It took a very long time indeed for me to see the value in mobile phones that you could use to do more than talk to other people and send SMS messages.
The Wireless Application Protocol (WAP) for connecting mobile phones to the Internet dates from 1997. Phones with WAP built in soon began to emerge and, although I don’t remember exactly when they appeared in South Africa, I do remember feeling distinctly underwhelmed by the whole idea.
I may even have made the assertion that WAP is crap and that connecting to the Internet with mobile phones would never be a thing that ordinary people would do. This manifestly incorrect assumption did nothing to improve my batting average as far as technology predictions go, and the less said about that the better.

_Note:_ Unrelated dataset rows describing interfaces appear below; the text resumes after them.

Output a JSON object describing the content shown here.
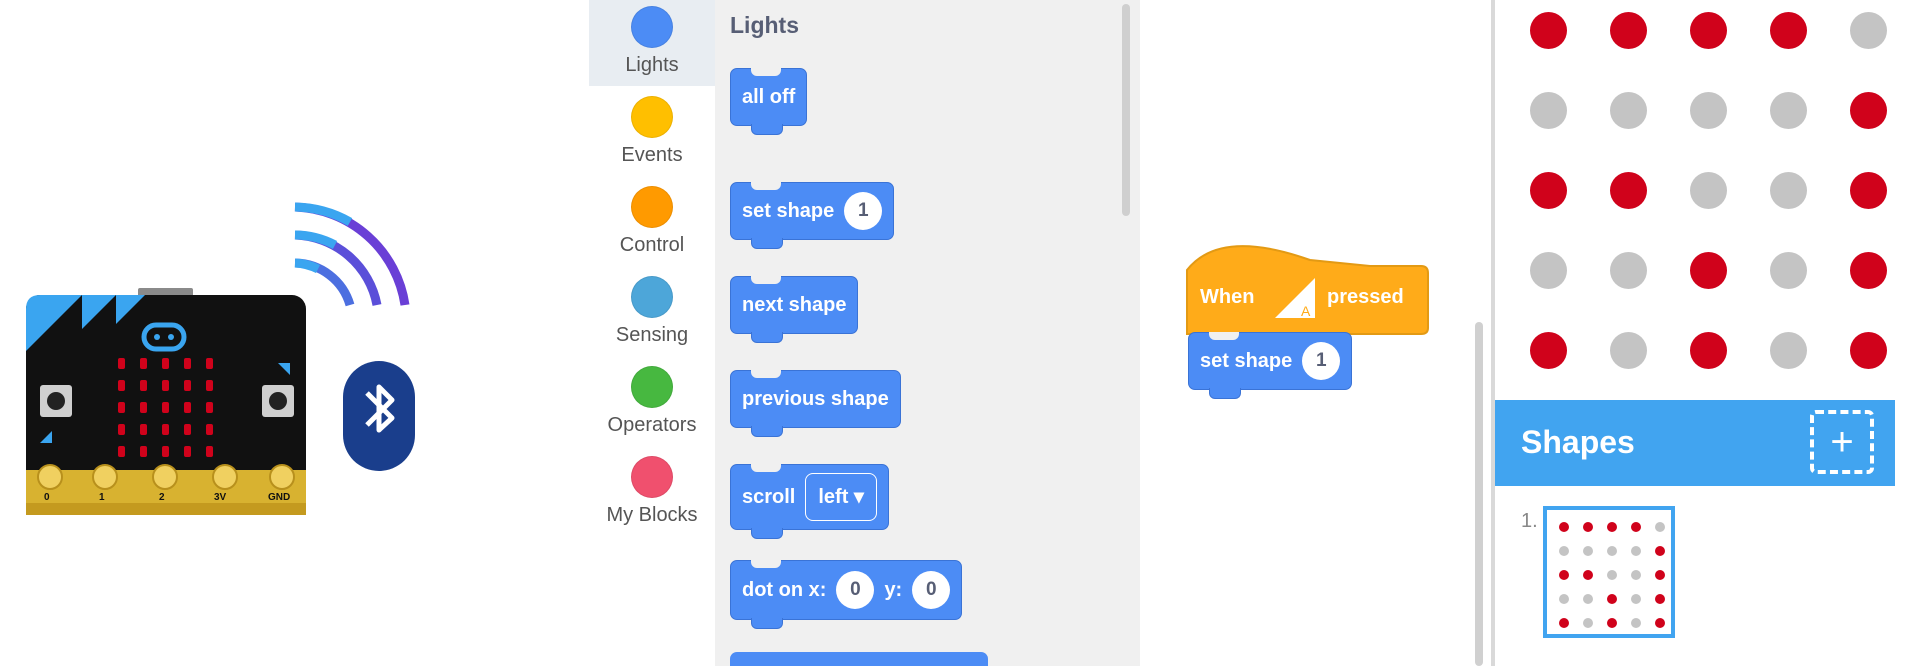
{
  "categories": [
    {
      "label": "Lights",
      "color": "#4c8cf5",
      "selected": true
    },
    {
      "label": "Events",
      "color": "#ffbf00"
    },
    {
      "label": "Control",
      "color": "#ff9a00"
    },
    {
      "label": "Sensing",
      "color": "#4da6d9"
    },
    {
      "label": "Operators",
      "color": "#47b840"
    },
    {
      "label": "My Blocks",
      "color": "#f0506e"
    }
  ],
  "palette": {
    "title": "Lights",
    "blocks": {
      "all_off": "all off",
      "set_shape": "set shape",
      "set_shape_value": "1",
      "next_shape": "next shape",
      "previous_shape": "previous shape",
      "scroll": "scroll",
      "scroll_value": "left",
      "dot_on_x": "dot on x:",
      "dot_x_value": "0",
      "dot_y": "y:",
      "dot_y_value": "0"
    }
  },
  "workspace": {
    "hat_when": "When",
    "hat_button": "A",
    "hat_pressed": "pressed",
    "set_shape": "set shape",
    "set_shape_value": "1"
  },
  "device": {
    "pin_labels": [
      "0",
      "1",
      "2",
      "3V",
      "GND"
    ],
    "button_a": "A",
    "button_b": "B"
  },
  "led_grid": [
    [
      1,
      1,
      1,
      1,
      0
    ],
    [
      0,
      0,
      0,
      0,
      1
    ],
    [
      1,
      1,
      0,
      0,
      1
    ],
    [
      0,
      0,
      1,
      0,
      1
    ],
    [
      1,
      0,
      1,
      0,
      1
    ]
  ],
  "led_colors": {
    "on": "#d0021b",
    "off": "#c4c4c4"
  },
  "shapes_panel": {
    "title": "Shapes",
    "add_icon": "+",
    "items": [
      {
        "number": "1."
      }
    ]
  }
}
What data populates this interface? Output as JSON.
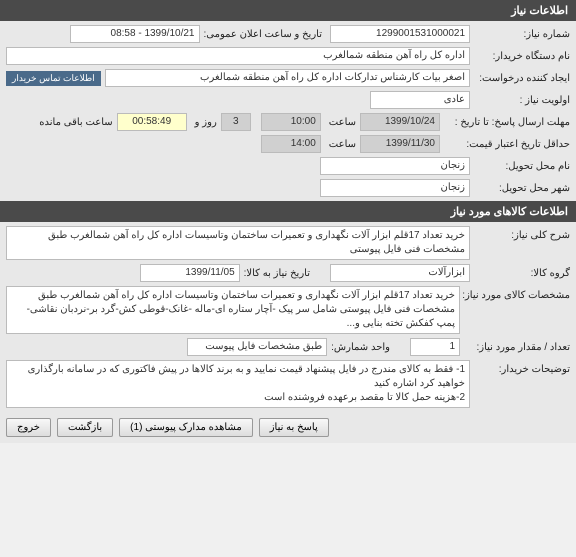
{
  "sections": {
    "need_info_header": "اطلاعات نیاز",
    "goods_info_header": "اطلاعات کالاهای مورد نیاز"
  },
  "labels": {
    "need_number": "شماره نیاز:",
    "public_announce_datetime": "تاریخ و ساعت اعلان عمومی:",
    "buyer_org": "نام دستگاه خریدار:",
    "request_creator": "ایجاد کننده درخواست:",
    "need_priority": "اولویت نیاز :",
    "response_deadline": "مهلت ارسال پاسخ:  تا تاریخ :",
    "time": "ساعت",
    "days_and": "روز و",
    "remaining": "ساعت باقی مانده",
    "min_price_validity": "حداقل تاریخ اعتبار قیمت:",
    "delivery_place": "نام محل تحویل:",
    "delivery_city": "شهر محل تحویل:",
    "contact_info_btn": "اطلاعات تماس خریدار",
    "need_desc": "شرح کلی نیاز:",
    "goods_group": "گروه کالا:",
    "need_date_to": "تاریخ نیاز به کالا:",
    "goods_spec": "مشخصات کالای مورد نیاز:",
    "qty": "تعداد / مقدار مورد نیاز:",
    "count_unit": "واحد شمارش:",
    "attached_spec": "طبق مشخصات فایل پیوست",
    "buyer_notes": "توضیحات خریدار:"
  },
  "values": {
    "need_number": "1299001531000021",
    "public_announce_datetime": "1399/10/21 - 08:58",
    "buyer_org": "اداره کل راه آهن منطقه شمالغرب",
    "request_creator": "اصغر بیات کارشناس تدارکات اداره کل راه آهن منطقه شمالغرب",
    "need_priority": "عادی",
    "response_deadline_date": "1399/10/24",
    "response_deadline_time": "10:00",
    "remaining_days": "3",
    "remaining_time": "00:58:49",
    "min_price_validity_date": "1399/11/30",
    "min_price_validity_time": "14:00",
    "delivery_place": "زنجان",
    "delivery_city": "زنجان",
    "need_desc": "خرید تعداد 17قلم ابزار آلات نگهداری و تعمیرات ساختمان وتاسیسات اداره کل راه آهن شمالغرب طبق مشخصات فنی فایل پیوستی",
    "goods_group": "ابزارآلات",
    "need_date_to": "1399/11/05",
    "goods_spec": "خرید تعداد 17قلم ابزار آلات نگهداری و تعمیرات ساختمان وتاسیسات اداره کل راه آهن شمالغرب طبق مشخصات فنی فایل پیوستی شامل سر پیک -آچار ستاره ای-ماله -غانک-قوطی کش-گرد بر-نردبان نقاشی-پمپ کفکش تخته بنایی و...",
    "qty": "1",
    "buyer_notes": "1- فقط به کالای مندرج در فایل پیشنهاد قیمت نمایید و به برند کالاها در پیش فاکتوری که در سامانه بارگذاری خواهید کرد اشاره کنید\n2-هزینه حمل کالا تا مقصد برعهده فروشنده است"
  },
  "buttons": {
    "reply": "پاسخ به نیاز",
    "view_attachments": "مشاهده مدارک پیوستی (1)",
    "back": "بازگشت",
    "exit": "خروج"
  }
}
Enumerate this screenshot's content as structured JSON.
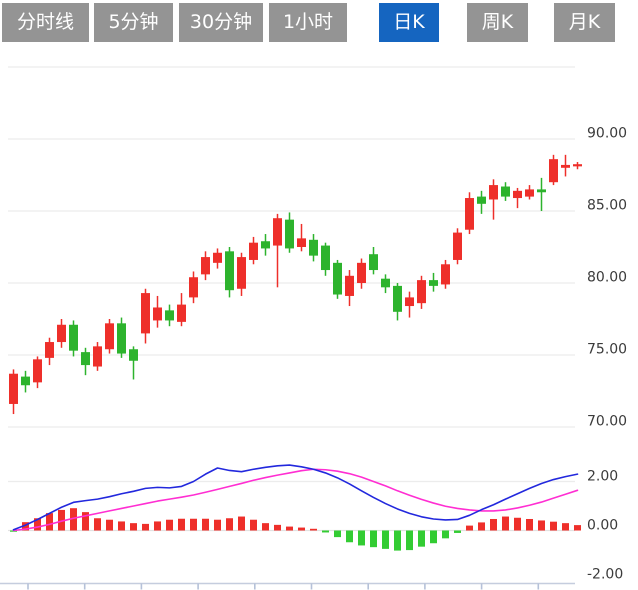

Admittedly, the early WAP experience wasn’t all that great due to the fact that the phone screens of the time were small and the webpages were big, making them a real pain to read. Luckily, consumers weren’t swayed by my somewhat gloomy outlook, and bought the phones in big enough numbers to encourage the manufacturers to improve them.
In a comparatively short space of time, manufacturers including Nokia, Apple, Blackberry and many others, were building phones that could be used for listening to music, connecting to the Internet and playing games.
As I have written before, I held out against smart phones and until last year when my mobile contract came up for renewal, and I decided to take the plunge and get the basic Blackberry phone, never expecting the thing to make itself so useful to me.
Quite often when I’m sitting waiting at the doctor’s or at a coffee shop, I find myself checking e-mails or reading the latest news headlines, and realise just how far I’ve come in the last year. I didn’t think, for example, that it would be so beneficial to have access to my e-mail whenever I was.
Being able to read mail and respond to queries in free moments during the day means that when I get home, all that stuff has been dealt with, and I’m ready to relax or go straight to work on whatever task needs doing.
My Blackberry has a web browser which can be used to do more or less anything you can do on a desktop computer, but I have recently discovered the world of applications, which are potentially even more useful. These applications, or apps, are little programs which are designed to do all manner of things for you.
Apple is undoubtedly the king of the app world but the other phone manufacturers are speedily catching up and offering online repositories or stores, where you can find and download apps for your phone. Some apps cost a minimal amount and others are free; you can, for example, get free Blackberry apps in South Africa and paid ones might have arrived by the time you read this..
One app that I use quite often is supplied free by Associated Press and lets you read the latest news. I have also installed a game or two, a program I can use to create posts for my WordPress blogs, and a fun one that plays Vuvuzela sounds.
One app that caught my eye on the day I was to write this column, was the Google Mobile app which functions as a single interface for accessing services such as Gmail, Google Docs and Google Calendar. It also allows you to not only search the Internet, but also the messages and contacts stored on your phone.
My initial feeling was that it was a bit slow but I’m not calling it a dog yet, because that could very easily have been due to factors including network problems. Google Mobile looks interesting but, having learnt from bitter experience, I’ll reserve judgement on it for a while.